(Raw data):
########

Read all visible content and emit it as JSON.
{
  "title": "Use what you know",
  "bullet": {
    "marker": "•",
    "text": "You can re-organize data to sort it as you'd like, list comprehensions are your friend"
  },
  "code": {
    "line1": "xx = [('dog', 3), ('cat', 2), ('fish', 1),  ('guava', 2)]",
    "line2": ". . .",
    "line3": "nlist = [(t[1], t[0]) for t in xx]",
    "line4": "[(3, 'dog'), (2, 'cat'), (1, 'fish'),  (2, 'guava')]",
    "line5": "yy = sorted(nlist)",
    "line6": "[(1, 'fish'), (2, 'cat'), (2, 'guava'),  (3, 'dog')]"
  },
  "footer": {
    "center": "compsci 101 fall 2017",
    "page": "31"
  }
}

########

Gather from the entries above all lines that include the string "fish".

    "line1": "xx = [('dog', 3), ('cat', 2), ('fish', 1),  ('guava', 2)]",
    "line4": "[(3, 'dog'), (2, 'cat'), (1, 'fish'),  (2, 'guava')]",
    "line6": "[(1, 'fish'), (2, 'cat'), (2, 'guava'),  (3, 'dog')]"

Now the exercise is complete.